Attempting to salvage the work, Magnum arranged for publishing agreements with Look and Life, but they collapsed because Smith, dissatisfied with the page layouts, kept modifying them in an attempt to weave a complex fabric of themes and metaphors with multiple connotations and resonance. The Pittsburgh story has never been published in any form approaching his book-length intentions. The most complete version, in his own layout, comprising 88 photographs covering 37 pages, was published in the 1959 Popular Photography Annual. Smith considered it a failure.
The Pittsburgh project is a remarkable milestone of his noble effort to push the photographic essay into a larger dimension. Smith finally achieved that goal with Minamata in 1975.
© Stuart Alexander (2006) - Used with permission
[From page 633 of: Frizot, Michel, ed., A New History of Photography. Cologne: Könemann, 1998.]
For further reading:
Lorant, Stefan, ed., Pittsburgh: The Story of an American City. Garden City, N.J.: Doubleday, 1964.
Johnson, William S. W. Eugene Smith: Master of the Photographic Essay. Millerton, N.Y.: Aperture, 1981.
Hughes, Jim. W. Eugene Smith: Shadow and Substance. New York: McGraw-Hill, 1989.
Stephenson, Sam. Dream Street: E. Eugene Smith's Pittsburgh Project. New York: Lyndhurst / W.W. Norton, 2001.
|W. Eugene Smith |
This is part of the excellent American Masters series of television programs broadcast by PBS in the USA.
The following books are useful starting points to obtain brief biographies but they are not substitutes for the monographs on individual photographers.
|• Beaton, Cecil & Buckland, Gail 1975 The Magic Eye: The Genius of Photography from 1839 to the Present Day (Boston and Toronto: Little, Brown & Company) p.204 [Useful short biographies with personal asides and one or more example images.] |
• Capa, Cornell (ed.) 1984 The International Center of Photography: Encyclopedia of Photography (New York, Crown Publishers, Inc. - A Pound Press Book) p.468-469
• Evans, Martin Marix (Executive ed.) 1995 Contemporary Photographers [Third Edition] (St. James Press - An International Thomson Publishing Company) [Expensive reference work but highly informative.]
• International Center of Photography 1999 Reflections in a Glass Eye: Works from the International Center of Photography Collection (New York: A Bulfinch Press Book) p.228 [Includes a well written short biography on W. Eugene Smith with example plate(s) earlier in book.]

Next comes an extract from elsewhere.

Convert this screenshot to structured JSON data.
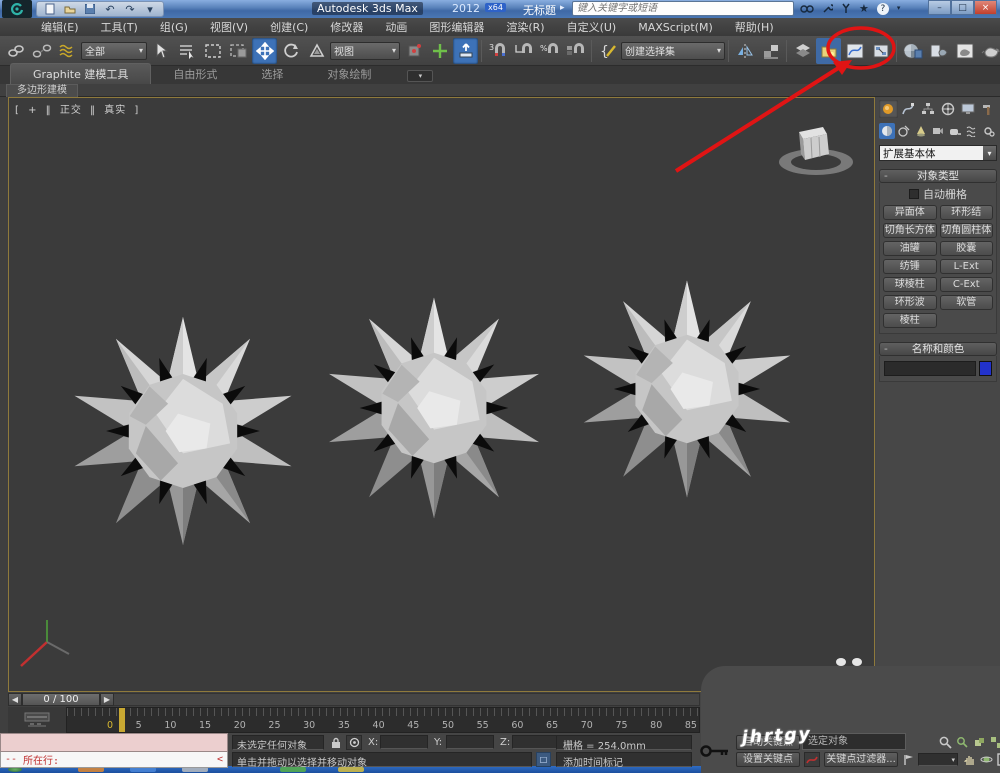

• Weaver, Mike (ed.) 1989 The Art of Photography 1839-1989 (New Haven and London: Yale University Press) p.466 [This exhibition catalogue is for the travelling exhibition that went to Houston, Canberra and London in 1989.]
• Witkin, Lee D. and Barbara London 1979 The Photograph Collector’s Guide (London: Secker and Warburg) p.238-239 [Long out of print but an essential reference work - the good news is that a new edition is in preparation.]
If there is an analysis of a single photograph or a useful self portrait I will highlight it here.
Photographic collections are a useful means of examining large numbers of photographs by a single photographer on-line.
|Library of Congress, Washington, USA |
Approximate number of records: 18
Note: A single record may contain more than one photograph.
|"I‘ve never made any picture, good or bad, without paying for it in emotional turmoil."|
|"Never have I found the limits of the photographic potential. Every horizon, upon being reached, reveals another beckoning in the distance. Always, I am on the threshold."|
|"Photography is a small voice, at best, but sometimes one photograph, or a group of them, can lure our sense of awareness."|
|"The world just does not fit conveniently into the format of a 35mm camera."|